Dr Charlie Hinks worked in the Institute of Ecology and Resource Management at the University of Edinburgh until 2001, teaching students and carrying out research on areas within the fields of agriculture, ecology and land management.
Dr Alan H. Hughes is currently Head of Consumer and Retail Management in the School of Business and Enterprise at Queen Margaret University College, Edinburgh. His early academic career (now spanning 30 years) was spent in the science-based disciplines of microbiology and hygiene, food science and biochemistry. His research interests at this time focused on the effects of multi-component preservation systems on the suppression of growth of micro-organisms. Retraining in business and promotion within the institution refocussed his career in the consumer studies/management subject domains. Research interests changed in parallel with these moves and he has been involved in a number of projects with a sensory focus in the food field including the eating quality of beef (the subject of the Literati award paper), influence of texture on acceptability of vegetable products by children, and recently, the development of young consumers' ability to interpret food labels to improve dietary choice.
Basil G. Lowman got his first degree and his PhD at Reading University, finishing in 1970. His PhD was based on the protein requirements of pregnant ewes; yet in February 1970 he became the Specialist Adviser for Beef Cattle at the East of Scotland College of Agriculture.
His main interest has always been the beef cow. In the early 1970s he was involved in large feeding trials with autumn calving beef cows, from which the system of condition scoring was developed. The studies then moved on to factors influencing fertility in beef cows, from which recommendations for compact calving and heifer management were developed.
In the early 1980s, buffer grazing was developed to improve grassland utilisation for all types of beef cattle, with winter trials on finishing cattle concentrating on the interaction of implants, feed additives and fishmeal, with specific emphasis placed on carcass composition and eating quality.
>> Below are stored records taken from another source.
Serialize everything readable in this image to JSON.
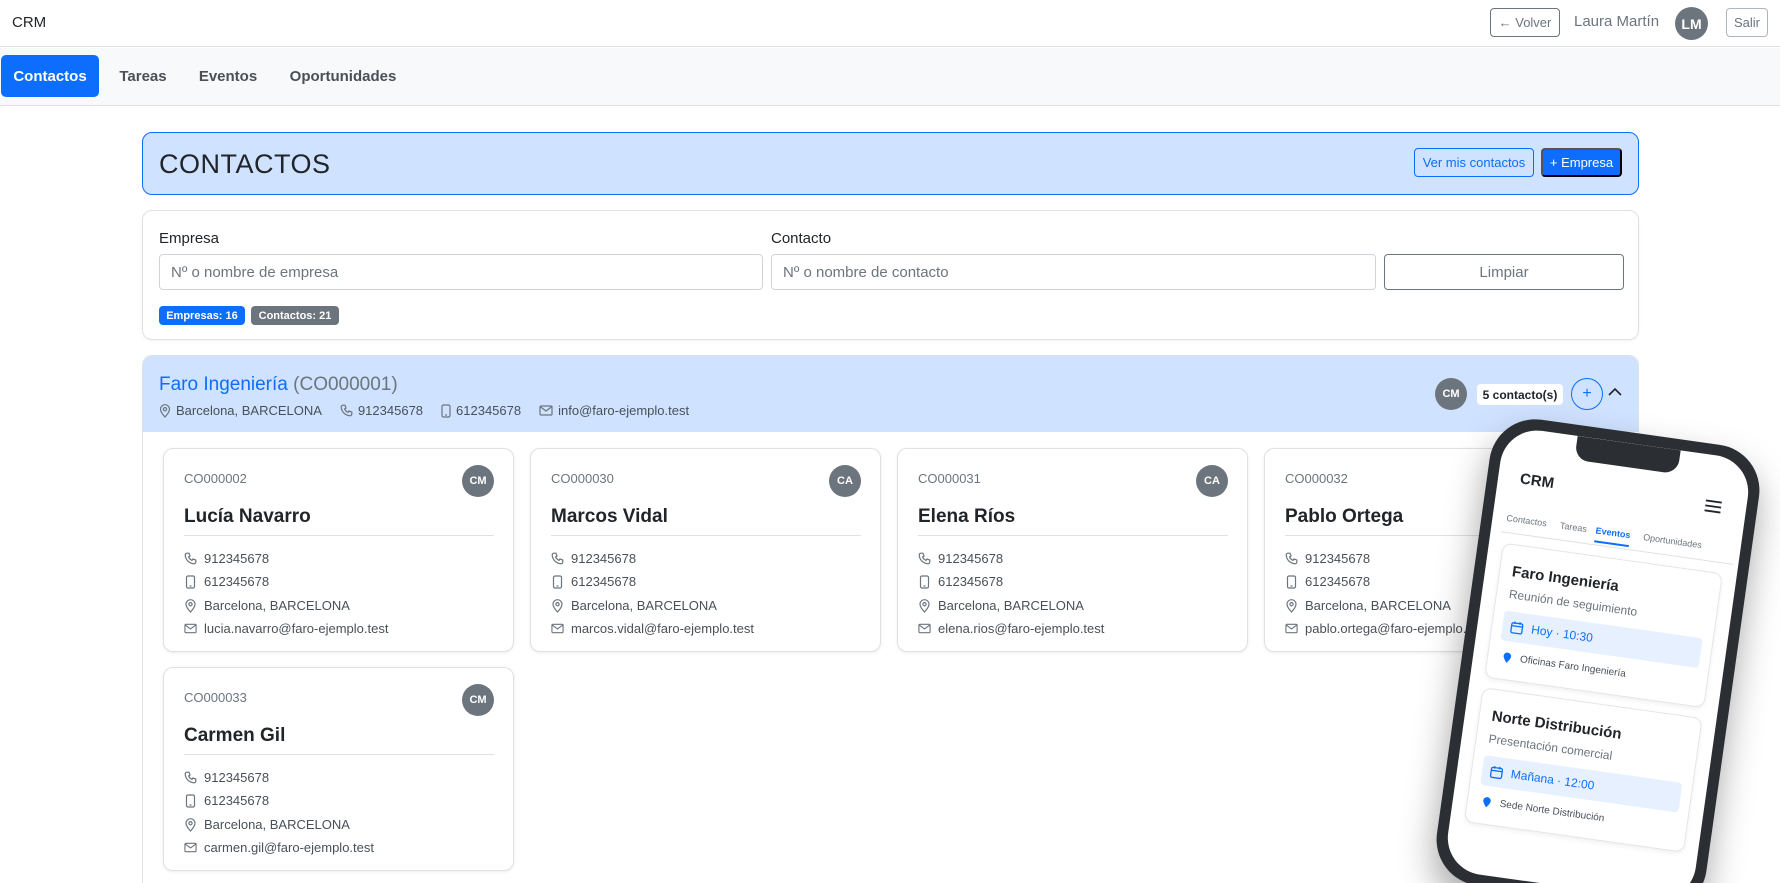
{
  "app": {
    "brand": "CRM"
  },
  "topbar": {
    "back_label": "← Volver",
    "user_name": "Laura Martín",
    "user_initials": "LM",
    "logout_label": "Salir"
  },
  "nav": {
    "tabs": [
      {
        "label": "Contactos",
        "active": true
      },
      {
        "label": "Tareas",
        "active": false
      },
      {
        "label": "Eventos",
        "active": false
      },
      {
        "label": "Oportunidades",
        "active": false
      }
    ]
  },
  "header": {
    "title": "CONTACTOS",
    "my_contacts_label": "Ver mis contactos",
    "add_company_label": "+ Empresa"
  },
  "filters": {
    "company_label": "Empresa",
    "company_placeholder": "Nº o nombre de empresa",
    "contact_label": "Contacto",
    "contact_placeholder": "Nº o nombre de contacto",
    "clear_label": "Limpiar",
    "badge_companies": "Empresas: 16",
    "badge_contacts": "Contactos: 21"
  },
  "company": {
    "name": "Faro Ingeniería",
    "code": "(CO000001)",
    "location": "Barcelona, BARCELONA",
    "phone": "912345678",
    "mobile": "612345678",
    "email": "info@faro-ejemplo.test",
    "owner_initials": "CM",
    "contact_count": "5 contacto(s)",
    "add_label": "+"
  },
  "contacts": [
    {
      "code": "CO000002",
      "initials": "CM",
      "name": "Lucía Navarro",
      "phone": "912345678",
      "mobile": "612345678",
      "location": "Barcelona, BARCELONA",
      "email": "lucia.navarro@faro-ejemplo.test"
    },
    {
      "code": "CO000030",
      "initials": "CA",
      "name": "Marcos Vidal",
      "phone": "912345678",
      "mobile": "612345678",
      "location": "Barcelona, BARCELONA",
      "email": "marcos.vidal@faro-ejemplo.test"
    },
    {
      "code": "CO000031",
      "initials": "CA",
      "name": "Elena Ríos",
      "phone": "912345678",
      "mobile": "612345678",
      "location": "Barcelona, BARCELONA",
      "email": "elena.rios@faro-ejemplo.test"
    },
    {
      "code": "CO000032",
      "initials": "",
      "name": "Pablo Ortega",
      "phone": "912345678",
      "mobile": "612345678",
      "location": "Barcelona, BARCELONA",
      "email": "pablo.ortega@faro-ejemplo.test"
    },
    {
      "code": "CO000033",
      "initials": "CM",
      "name": "Carmen Gil",
      "phone": "912345678",
      "mobile": "612345678",
      "location": "Barcelona, BARCELONA",
      "email": "carmen.gil@faro-ejemplo.test"
    }
  ],
  "phone": {
    "brand": "CRM",
    "tabs": [
      "Contactos",
      "Tareas",
      "Eventos",
      "Oportunidades"
    ],
    "events": [
      {
        "title": "Faro Ingeniería",
        "subtitle": "Reunión de seguimiento",
        "when": "Hoy · 10:30",
        "where": "Oficinas Faro Ingeniería"
      },
      {
        "title": "Norte Distribución",
        "subtitle": "Presentación comercial",
        "when": "Mañana · 12:00",
        "where": "Sede Norte Distribución"
      }
    ]
  },
  "colors": {
    "primary": "#0d6efd",
    "header_bg": "#cfe2ff",
    "secondary": "#6c757d"
  }
}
With the banning of implants the main emphasis moved onto lifetime systems of production for grass finishing cattle. More recent investigations have centred on breeding aspects for suckler cows, both the role of triple synchronisation of oestrus to facilitate the use of AI and the development of Estimated Breeding Values. Currently a major proportion of his work is involved with woodchip corrals for overwintering livestock.